In 1722 he commenced a classical periodical, ‘Bibliotheca Literaria, being a collection of Inscriptions, Medals, Dissertations,’ &c., intended to appear every two months. Ten numbers were issued from 1722 to 1724. Jebb's own contributions were anonymous. His other publications were: 1. A translation of the reply by Daniel Martin, pastor of the French church at Utrecht, to a tract by Emlyn on a theological point, 8vo, Cambridge (?), 1718; London, 1719 (Nichols, Lit. Anecd. i. 160); not in British Museum. 2. ‘Sancti Justini Martyris cum Tryphone dialogus, ed. S. J.,’ 1719, 8vo. 3. ‘Joannis Caii De Canibus Britannicis, … De Pronunciatione Græcæ et Latinæ linguæ, etc., ed. S. J.,’ 1729, 8vo.
[Nichols's Literary Anecdotes, i. 160, 436, 480, viii. (additions) 366; Nichols's Literary Illustrations, v. 398; Munk's Coll. of Phys. 1887, ii. 179.]

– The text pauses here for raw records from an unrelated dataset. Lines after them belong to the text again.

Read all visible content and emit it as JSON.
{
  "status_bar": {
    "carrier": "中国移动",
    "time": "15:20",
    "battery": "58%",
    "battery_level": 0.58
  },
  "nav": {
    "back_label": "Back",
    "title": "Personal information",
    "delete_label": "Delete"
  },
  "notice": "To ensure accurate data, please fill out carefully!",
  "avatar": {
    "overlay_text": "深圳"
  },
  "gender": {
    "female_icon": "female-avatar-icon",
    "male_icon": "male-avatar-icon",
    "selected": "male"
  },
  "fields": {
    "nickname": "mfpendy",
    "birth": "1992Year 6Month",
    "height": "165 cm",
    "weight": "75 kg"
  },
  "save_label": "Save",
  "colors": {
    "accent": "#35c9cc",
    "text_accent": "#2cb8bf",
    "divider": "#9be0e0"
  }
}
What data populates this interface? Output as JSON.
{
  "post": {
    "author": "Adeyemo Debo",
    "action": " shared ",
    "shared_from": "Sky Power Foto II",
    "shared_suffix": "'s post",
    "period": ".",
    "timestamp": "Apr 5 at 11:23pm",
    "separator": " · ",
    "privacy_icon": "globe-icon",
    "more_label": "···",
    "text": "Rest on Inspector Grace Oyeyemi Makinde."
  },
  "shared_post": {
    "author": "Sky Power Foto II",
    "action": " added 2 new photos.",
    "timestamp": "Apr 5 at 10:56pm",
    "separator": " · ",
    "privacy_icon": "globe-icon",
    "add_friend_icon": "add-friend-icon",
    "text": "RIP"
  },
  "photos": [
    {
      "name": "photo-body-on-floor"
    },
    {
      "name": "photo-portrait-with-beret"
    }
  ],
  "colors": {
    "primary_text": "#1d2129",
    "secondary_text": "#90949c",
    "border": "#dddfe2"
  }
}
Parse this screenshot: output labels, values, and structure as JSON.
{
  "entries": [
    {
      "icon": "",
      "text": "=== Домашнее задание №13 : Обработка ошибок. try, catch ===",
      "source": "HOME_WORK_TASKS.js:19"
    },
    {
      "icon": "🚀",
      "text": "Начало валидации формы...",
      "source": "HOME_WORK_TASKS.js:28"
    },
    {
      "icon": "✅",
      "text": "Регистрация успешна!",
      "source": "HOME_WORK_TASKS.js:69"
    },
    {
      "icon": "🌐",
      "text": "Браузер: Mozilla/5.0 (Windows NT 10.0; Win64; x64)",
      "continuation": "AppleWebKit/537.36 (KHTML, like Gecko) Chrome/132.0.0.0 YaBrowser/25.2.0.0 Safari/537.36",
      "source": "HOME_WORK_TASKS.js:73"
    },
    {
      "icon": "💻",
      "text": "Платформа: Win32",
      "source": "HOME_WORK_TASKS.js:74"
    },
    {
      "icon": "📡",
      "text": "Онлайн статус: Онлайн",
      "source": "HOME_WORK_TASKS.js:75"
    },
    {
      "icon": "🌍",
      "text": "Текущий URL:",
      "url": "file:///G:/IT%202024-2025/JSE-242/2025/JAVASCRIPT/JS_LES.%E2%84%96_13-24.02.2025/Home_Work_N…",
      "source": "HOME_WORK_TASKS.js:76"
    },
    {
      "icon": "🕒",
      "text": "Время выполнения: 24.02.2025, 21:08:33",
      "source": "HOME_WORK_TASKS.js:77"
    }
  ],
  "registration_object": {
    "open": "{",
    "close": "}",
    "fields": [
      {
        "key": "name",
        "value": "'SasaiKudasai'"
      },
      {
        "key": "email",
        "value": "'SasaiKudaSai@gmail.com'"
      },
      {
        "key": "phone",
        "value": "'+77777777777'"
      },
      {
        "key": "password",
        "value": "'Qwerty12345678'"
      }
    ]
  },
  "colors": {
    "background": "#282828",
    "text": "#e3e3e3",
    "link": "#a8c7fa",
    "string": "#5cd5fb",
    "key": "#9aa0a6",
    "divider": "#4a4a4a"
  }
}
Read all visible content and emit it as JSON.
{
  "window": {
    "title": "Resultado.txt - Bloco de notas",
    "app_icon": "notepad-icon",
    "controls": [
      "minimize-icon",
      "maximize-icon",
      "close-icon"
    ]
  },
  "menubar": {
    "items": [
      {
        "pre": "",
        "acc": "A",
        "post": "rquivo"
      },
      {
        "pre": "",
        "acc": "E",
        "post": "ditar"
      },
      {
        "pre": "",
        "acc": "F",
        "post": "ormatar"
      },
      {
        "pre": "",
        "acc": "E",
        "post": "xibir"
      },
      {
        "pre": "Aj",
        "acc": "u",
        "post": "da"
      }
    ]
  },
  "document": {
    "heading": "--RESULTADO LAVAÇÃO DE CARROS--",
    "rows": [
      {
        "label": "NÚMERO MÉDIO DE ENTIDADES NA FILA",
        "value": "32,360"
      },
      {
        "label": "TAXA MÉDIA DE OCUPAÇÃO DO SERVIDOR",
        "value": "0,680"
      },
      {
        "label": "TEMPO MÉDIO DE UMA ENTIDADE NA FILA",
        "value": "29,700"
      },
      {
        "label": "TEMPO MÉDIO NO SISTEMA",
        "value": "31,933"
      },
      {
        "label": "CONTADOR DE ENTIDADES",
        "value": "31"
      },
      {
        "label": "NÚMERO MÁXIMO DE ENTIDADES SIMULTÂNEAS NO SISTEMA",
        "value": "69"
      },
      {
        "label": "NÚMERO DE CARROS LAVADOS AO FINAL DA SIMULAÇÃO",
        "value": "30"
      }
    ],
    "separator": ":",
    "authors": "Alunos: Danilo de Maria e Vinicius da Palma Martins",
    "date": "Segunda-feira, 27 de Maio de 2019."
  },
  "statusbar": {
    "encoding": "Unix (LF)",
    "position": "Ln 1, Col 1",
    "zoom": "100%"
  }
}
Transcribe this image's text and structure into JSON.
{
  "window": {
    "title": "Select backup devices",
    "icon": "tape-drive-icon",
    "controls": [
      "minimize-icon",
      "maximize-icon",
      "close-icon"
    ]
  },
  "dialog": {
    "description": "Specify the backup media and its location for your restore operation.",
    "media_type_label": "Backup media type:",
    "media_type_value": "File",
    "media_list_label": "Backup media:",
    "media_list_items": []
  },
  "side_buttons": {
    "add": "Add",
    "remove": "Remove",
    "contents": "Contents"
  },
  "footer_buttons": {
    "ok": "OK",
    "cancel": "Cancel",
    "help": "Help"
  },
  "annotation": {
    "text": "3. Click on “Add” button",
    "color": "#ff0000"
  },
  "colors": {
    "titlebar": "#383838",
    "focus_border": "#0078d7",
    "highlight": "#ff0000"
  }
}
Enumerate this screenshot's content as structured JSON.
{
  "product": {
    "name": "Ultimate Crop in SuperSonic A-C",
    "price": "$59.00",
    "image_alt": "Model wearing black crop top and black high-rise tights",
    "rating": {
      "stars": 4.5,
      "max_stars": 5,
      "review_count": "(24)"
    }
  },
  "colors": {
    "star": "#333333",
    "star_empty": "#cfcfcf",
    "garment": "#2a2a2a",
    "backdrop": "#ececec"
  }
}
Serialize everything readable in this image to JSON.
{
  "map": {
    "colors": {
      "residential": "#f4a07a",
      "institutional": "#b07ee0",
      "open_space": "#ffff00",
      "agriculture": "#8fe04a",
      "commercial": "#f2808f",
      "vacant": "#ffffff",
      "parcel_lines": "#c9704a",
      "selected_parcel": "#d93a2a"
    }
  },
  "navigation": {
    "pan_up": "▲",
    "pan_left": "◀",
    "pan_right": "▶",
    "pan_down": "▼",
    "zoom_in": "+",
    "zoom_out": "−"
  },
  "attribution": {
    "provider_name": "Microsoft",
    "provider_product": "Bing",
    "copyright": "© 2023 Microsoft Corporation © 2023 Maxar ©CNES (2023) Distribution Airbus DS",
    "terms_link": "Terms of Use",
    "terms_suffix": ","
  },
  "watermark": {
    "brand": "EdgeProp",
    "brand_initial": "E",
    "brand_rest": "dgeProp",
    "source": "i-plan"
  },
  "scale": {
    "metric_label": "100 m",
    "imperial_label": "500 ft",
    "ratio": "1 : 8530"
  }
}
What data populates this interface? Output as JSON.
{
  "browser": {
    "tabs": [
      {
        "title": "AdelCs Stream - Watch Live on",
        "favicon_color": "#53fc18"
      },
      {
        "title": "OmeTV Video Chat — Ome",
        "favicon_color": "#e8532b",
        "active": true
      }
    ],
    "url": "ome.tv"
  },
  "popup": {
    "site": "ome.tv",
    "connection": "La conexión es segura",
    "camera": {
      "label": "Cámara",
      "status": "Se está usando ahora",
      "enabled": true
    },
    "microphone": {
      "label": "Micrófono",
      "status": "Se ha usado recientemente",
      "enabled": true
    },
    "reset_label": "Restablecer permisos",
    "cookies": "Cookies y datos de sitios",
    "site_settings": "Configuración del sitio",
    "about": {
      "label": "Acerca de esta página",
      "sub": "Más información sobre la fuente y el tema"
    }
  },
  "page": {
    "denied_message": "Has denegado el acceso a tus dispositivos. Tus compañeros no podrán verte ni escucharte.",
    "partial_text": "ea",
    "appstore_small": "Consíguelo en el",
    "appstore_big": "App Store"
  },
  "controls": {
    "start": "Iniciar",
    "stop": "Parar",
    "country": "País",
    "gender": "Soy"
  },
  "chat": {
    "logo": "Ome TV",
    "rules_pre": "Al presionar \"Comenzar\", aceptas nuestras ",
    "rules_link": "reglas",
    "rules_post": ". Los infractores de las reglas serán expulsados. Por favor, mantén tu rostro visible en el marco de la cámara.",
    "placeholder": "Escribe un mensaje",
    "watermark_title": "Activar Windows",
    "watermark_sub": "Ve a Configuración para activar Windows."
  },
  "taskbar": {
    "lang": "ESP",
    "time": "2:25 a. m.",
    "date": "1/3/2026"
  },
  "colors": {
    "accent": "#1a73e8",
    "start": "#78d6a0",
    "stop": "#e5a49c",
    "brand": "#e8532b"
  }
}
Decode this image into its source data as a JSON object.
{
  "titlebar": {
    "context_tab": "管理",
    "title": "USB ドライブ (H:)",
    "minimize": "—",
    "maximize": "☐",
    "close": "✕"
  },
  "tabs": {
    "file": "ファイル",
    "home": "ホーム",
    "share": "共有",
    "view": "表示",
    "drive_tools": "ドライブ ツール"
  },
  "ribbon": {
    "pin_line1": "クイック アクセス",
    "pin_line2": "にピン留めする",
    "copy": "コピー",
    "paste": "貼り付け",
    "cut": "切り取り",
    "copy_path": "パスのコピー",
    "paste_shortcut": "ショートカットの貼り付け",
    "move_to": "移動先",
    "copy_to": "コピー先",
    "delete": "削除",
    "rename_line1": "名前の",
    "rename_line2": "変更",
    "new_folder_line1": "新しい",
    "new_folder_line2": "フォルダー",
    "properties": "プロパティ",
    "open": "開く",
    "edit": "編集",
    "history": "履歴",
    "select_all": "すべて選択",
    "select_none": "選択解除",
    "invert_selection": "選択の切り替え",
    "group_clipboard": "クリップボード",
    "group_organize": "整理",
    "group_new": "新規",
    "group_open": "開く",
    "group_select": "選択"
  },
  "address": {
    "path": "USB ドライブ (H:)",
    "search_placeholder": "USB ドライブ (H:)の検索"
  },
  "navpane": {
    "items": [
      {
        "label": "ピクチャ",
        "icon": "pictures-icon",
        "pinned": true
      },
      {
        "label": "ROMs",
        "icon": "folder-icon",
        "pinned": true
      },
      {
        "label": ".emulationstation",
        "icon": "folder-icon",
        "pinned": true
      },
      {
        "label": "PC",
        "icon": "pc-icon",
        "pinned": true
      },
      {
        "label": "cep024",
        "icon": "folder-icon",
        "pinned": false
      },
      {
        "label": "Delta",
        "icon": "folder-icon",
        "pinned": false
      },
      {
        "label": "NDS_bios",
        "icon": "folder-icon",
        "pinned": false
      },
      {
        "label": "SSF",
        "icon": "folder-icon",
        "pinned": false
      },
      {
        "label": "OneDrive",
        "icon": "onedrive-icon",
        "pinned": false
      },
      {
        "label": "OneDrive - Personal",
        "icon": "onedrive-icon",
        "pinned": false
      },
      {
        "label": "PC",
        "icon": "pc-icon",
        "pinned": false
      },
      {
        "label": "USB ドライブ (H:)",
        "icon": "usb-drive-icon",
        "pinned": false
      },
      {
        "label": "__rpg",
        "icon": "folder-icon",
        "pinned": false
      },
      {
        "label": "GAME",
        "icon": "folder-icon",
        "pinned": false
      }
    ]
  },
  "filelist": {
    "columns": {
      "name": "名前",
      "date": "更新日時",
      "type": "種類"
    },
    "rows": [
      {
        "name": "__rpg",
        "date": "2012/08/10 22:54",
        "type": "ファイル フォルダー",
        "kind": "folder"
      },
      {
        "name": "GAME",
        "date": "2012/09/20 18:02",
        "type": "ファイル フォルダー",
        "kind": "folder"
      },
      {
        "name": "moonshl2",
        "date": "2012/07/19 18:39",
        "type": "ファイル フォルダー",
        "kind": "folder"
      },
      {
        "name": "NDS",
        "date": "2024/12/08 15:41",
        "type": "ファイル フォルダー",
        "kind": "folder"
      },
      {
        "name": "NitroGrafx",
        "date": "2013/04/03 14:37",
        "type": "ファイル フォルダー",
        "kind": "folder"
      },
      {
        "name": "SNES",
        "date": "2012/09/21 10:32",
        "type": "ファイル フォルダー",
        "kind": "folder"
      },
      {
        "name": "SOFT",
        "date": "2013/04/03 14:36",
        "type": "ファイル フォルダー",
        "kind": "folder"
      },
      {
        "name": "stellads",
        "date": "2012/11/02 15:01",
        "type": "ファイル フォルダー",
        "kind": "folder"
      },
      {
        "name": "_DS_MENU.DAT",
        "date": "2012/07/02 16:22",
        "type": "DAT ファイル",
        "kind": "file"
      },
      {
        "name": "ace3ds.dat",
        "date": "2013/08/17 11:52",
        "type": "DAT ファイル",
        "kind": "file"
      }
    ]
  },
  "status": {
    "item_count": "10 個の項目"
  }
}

JEEJEEBHOY, Sir JAMSETJEE (1783–1859), philanthropist, was born at Bombay 15 July 1783. He was the son of poor parents, natives of Nowsaree, a small town in the state of Baroda. In 1799 he acted as clerk to his cousin, Merwanjee Maneckjee, a merchant, on a voyage to China. On 1 March 1803 he married Awabaee Framjee, daughter of Framjee Pestonjee, a Bom-